The Russian Channel One at http://www.1tv.ru offers news videos together with their text transcripts. A similar combination of video and text files is offered by Eurovision at http://www.euronews.net, this time in seven languages. The range of video recordings at both stations is extensive. If you record the news audio and save the texts you are creating an excellent language-learning aid.
When the author was last using http://www.1tv.ru, the video files wouldn't open for him either in Explorer or Mozilla, but Opera could handle the site without difficulties. The moral is to have several browsers on your hard drive, and make sure you occasionally update them.
The first syllable of podcast comes from the Apple iPod player, while cast is from broadcast. Podcasts are a new kind of global medium. Archive audio and video recordings are to be found online and listeners can freely download them to their hard drive. Most podcast files are available in mp3 format.
The world of podcasts is so exciting because basically anybody who has internet access can create his or her own programme. Interested in sport? Modern technology? Hypnosis? Would you like to hear a novel read out in German? Or a podcast about languages and Esperanto in Esperanto? A Spanish course in English? Or a Spanish podcast about how to make your own podcast? Or a French tourist talking about his holiday in Thailand? You'll find all of this in podcasts.
To listen to some podcasts, you need special software which allows you to download individual audio files to your hard drive. At the time of writing, the most popular programs for this are, for example, iPodder and iTunes.
Some podcasts are put online in such a way that individual broadcast episodes can be downloaded in the usual way – by right-clicking on the link and then selecting "save target as" or "save link as", depending on which browser you are using.
Here are the URLs for some sites where you can find a large number of different podcasts: http://www.podcast.net provides links to thousands of podcasts in English and over a thousand podcasts in other languages, including Arabic, Dutch, Chinese and Korean. Another excellent site of this kind is at http://www.podcastalley.com. As the world of podcasts is new and individual pages are constantly changing, here are another two podcast URLs: http://podcasts.yahoo.com and http://www.podcastdirectory.com. The latter has podcasts in more than two dozen languages.
A professional podcast produced by journalists from The Guardian can be found at http://blogs.guardian.co.uk/podcasts. And here is a site that specializes in serialized audio books: http://podiobooks.com.

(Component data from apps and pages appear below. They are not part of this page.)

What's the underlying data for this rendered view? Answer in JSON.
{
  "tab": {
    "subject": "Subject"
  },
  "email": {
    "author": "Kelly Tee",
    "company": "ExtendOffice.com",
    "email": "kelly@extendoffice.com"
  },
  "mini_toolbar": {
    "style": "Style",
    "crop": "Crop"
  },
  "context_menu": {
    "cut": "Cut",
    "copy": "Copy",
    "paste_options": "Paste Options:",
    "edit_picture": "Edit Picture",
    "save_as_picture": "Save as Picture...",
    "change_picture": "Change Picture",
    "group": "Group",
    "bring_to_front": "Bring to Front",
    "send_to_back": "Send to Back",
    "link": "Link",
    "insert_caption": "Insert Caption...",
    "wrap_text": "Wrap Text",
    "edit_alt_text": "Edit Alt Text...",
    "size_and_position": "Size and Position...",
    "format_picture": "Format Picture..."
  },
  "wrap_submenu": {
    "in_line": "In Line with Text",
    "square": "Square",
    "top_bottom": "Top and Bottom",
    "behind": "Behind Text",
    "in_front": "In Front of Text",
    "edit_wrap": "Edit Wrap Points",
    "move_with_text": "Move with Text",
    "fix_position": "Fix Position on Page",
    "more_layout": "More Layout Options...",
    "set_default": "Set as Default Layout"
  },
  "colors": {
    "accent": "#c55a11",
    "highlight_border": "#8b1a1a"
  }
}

Here is a weblink to an extensive list of German podcasts: http://www.podster.de. At http://braincast1.blogspot.com there are German podcasts on teaching, brain functions and brain training. An even wider range of subjects such as neurolinguistic programming, sales skills, goal setting, motivation, mnemonics and the like is offered at http://www.dasabenteuerleben.de.
A videocast is a kind of podcast, but instead of an audio file we are dealing with a video recording. As the internet develops, this will surely find increasingly wider application. Of course, from a language-learning standpoint, audio files have many advantages: they are easier to transfer and nowadays you have access to many different audio files in many languages. You can listen to audio files even when you are performing some mechanical work, commuting or walking down the street.
Moving into action
Listening to audio files, reading texts, websurfing – all of these are more or less passive activities. But the reward for our ongoing language skill development is…
© Ivan Kupka